Kansas

Alfalfa hay production may be down 25-30% in Kansas this year, estimates Steve Hessman, hay market reporter for the state ag department and USDA Market News.
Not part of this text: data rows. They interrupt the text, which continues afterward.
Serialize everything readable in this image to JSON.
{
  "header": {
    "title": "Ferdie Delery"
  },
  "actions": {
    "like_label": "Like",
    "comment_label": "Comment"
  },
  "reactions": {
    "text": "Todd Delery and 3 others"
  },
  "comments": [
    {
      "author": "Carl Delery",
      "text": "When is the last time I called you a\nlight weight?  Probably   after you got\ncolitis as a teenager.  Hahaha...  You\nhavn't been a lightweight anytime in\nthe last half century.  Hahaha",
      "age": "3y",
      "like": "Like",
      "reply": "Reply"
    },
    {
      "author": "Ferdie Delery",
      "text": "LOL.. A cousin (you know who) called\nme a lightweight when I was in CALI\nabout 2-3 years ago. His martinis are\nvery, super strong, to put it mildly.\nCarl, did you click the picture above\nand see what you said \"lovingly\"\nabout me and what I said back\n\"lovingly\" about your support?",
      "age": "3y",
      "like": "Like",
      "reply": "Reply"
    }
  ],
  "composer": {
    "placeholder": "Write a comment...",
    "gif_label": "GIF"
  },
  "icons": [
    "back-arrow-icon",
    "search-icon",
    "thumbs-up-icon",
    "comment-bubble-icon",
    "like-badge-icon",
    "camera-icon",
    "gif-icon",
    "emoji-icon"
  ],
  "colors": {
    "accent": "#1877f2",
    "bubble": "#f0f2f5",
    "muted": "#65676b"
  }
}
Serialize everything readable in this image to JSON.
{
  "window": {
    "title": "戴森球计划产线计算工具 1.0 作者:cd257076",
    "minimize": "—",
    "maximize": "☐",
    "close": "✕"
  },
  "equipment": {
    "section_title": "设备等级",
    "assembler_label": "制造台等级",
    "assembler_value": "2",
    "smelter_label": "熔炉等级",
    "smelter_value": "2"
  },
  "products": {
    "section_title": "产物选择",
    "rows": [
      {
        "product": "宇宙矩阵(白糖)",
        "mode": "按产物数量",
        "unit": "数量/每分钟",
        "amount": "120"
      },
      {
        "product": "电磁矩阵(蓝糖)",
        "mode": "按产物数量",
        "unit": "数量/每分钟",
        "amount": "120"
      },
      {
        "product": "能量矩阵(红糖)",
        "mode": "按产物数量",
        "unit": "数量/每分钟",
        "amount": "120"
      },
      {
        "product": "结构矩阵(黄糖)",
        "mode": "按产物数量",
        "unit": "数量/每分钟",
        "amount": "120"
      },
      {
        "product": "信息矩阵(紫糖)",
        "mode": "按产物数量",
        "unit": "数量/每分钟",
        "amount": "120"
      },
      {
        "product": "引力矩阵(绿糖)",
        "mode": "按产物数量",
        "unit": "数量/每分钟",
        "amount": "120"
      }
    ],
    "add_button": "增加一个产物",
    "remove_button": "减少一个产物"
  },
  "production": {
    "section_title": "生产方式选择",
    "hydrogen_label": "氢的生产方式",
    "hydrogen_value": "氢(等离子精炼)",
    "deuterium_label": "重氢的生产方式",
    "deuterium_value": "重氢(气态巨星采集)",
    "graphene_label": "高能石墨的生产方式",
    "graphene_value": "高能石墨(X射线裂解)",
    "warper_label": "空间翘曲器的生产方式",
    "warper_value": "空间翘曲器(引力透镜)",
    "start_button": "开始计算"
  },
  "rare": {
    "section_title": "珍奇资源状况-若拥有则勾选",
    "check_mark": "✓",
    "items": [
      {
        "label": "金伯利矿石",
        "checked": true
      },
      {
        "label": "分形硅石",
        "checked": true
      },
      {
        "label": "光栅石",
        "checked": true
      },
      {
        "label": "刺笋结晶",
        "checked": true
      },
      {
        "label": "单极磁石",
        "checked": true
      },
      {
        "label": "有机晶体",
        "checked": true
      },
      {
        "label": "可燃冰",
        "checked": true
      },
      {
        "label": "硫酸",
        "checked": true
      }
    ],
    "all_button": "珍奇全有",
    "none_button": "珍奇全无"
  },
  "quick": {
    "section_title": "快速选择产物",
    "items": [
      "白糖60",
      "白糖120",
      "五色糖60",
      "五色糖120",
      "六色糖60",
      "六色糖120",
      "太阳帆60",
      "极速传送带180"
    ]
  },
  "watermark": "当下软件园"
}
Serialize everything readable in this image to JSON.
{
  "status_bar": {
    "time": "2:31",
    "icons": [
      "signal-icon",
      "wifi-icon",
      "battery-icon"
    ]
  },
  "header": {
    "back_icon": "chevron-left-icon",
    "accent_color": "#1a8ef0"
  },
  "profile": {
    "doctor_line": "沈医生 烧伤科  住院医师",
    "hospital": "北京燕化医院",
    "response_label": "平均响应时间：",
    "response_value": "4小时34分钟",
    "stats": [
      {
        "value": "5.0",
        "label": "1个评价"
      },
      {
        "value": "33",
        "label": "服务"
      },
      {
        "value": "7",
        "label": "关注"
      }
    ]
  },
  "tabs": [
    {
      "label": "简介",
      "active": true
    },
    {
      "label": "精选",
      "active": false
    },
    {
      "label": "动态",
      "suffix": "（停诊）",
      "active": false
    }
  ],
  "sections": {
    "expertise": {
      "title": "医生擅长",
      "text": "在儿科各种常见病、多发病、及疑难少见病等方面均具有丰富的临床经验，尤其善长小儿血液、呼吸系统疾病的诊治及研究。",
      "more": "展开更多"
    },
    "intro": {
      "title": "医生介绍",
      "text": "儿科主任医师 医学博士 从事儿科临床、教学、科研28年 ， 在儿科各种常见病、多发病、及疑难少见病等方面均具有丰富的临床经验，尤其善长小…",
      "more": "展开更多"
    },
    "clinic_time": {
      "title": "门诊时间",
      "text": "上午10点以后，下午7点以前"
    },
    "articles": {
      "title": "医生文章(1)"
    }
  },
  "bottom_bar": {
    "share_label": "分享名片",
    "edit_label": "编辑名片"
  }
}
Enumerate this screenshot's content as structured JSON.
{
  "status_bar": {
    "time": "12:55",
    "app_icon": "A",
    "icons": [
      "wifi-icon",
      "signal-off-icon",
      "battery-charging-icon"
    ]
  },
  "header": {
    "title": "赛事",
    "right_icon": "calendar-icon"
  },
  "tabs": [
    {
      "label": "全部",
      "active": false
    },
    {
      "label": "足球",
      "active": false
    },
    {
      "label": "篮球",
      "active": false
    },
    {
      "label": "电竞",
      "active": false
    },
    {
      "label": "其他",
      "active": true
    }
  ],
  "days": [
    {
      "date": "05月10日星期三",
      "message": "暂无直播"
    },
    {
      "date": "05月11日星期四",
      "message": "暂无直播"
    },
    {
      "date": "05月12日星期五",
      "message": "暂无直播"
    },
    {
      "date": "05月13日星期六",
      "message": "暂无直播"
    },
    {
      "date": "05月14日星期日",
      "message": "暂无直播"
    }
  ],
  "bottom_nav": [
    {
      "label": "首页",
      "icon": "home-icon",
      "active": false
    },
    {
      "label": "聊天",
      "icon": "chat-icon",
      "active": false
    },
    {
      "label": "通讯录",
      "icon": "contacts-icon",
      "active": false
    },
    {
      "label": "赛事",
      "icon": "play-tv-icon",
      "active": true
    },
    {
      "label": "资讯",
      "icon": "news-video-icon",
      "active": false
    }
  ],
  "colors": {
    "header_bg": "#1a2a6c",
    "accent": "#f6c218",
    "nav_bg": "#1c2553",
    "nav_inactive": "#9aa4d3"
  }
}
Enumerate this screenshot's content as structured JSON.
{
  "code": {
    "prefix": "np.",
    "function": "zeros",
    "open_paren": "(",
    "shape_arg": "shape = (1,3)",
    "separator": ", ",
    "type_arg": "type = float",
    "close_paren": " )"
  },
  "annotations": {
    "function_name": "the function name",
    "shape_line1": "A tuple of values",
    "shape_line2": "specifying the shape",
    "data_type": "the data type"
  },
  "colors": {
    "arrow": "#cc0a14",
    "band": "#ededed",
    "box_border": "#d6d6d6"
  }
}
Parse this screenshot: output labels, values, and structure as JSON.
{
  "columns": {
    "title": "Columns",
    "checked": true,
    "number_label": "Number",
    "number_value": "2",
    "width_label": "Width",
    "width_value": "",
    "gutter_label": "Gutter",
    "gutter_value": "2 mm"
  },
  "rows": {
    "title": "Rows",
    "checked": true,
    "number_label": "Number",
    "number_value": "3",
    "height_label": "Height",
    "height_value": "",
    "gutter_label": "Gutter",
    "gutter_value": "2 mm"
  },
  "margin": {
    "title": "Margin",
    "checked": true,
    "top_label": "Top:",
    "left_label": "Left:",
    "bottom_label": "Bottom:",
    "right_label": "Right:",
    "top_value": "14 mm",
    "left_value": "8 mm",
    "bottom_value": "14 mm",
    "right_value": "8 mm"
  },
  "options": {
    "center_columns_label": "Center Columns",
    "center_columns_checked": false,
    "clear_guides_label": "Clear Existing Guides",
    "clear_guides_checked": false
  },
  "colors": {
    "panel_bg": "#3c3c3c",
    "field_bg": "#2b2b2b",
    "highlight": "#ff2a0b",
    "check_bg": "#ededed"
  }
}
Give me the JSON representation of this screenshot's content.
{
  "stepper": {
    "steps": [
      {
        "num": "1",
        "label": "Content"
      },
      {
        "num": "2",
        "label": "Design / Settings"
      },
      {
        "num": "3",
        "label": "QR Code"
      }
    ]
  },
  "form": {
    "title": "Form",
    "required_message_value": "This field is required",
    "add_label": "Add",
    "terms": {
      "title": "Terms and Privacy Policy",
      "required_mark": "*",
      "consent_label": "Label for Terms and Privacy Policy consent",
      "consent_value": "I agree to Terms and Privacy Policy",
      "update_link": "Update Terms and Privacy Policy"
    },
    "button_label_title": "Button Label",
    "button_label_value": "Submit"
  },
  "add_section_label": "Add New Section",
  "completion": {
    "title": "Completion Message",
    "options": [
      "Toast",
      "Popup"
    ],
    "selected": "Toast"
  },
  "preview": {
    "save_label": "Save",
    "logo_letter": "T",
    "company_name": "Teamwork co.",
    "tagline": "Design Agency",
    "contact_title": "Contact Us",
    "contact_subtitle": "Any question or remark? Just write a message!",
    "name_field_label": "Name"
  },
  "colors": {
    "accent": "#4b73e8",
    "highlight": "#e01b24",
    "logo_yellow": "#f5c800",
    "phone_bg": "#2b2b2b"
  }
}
The reasons: fewer alfalfa acres and a late first cutting, he says.

According to the National Ag Statistics Service, 10-15% of hay acreage in the state was converted to corn and soybeans this year. “Higher-production alfalfa hay acres have been taken out -- mainly irrigated acres or areas that have good rainfall or good submoisture,” Hessman adds. “A lot of dryland hay, especially in western Kansas, would have been taken out but there wasn’t the moisture to plant anything else.”

A 10-day to two-week late start on first cutting, because of cool weather, will affect yields. “Alfalfa is a forgiving crop and we may get compensation in other cuttings, but we know we won’t have that last cutting of the season,” he says. “It’s going to make hay tight.”

Contact Hessman at 620-227-8881.

Ohio

“I’m going to have an enormous crop of hay,” says Larry Brogan of L.J. Hay, Inc., Hanoverton, OH. “Some things could come along and broadside us later in the summer, but I’m looking at a picture-perfect first cutting.”

He credits timely rains and generous fertilization, especially the nitrogen he put on his grass hay fields. “That was money well-spent,” says Brogan. “Even though nitrogen prices are at record highs, nitrogen still makes you money. You can’t take it off if you don’t put it on.”

Although some of his neighbors are well into their first cuttings, he plans to start this week. He’s been busy building a second hay barn, and his fields have been a bit too wet, anyway. “I think too much of my seedings to go out there and track them up,” he says.

Ohio hay auction prices had been at record levels, but have softened some the last week or two. “Some hays are down 50 cents on the dollar, but I think it’s short-lived,” says Brogan. “Anybody who knows they’re going to need hay might be watching some of these weekly auctions.” He foresees a hay shortage later this year, with prices for dairy-quality hay hovering just above or below $200/ton.

He grows about 1,000 acres of alfalfa, timothy and orchardgrass in pure stands and mixtures for the dairy and horse markets, and buys roughly 5,000 additional tons per year for resale. He also buys 2,000-3,000 acres of straw in the field, bales and sells it.

Call Brogan at 800-622-9902.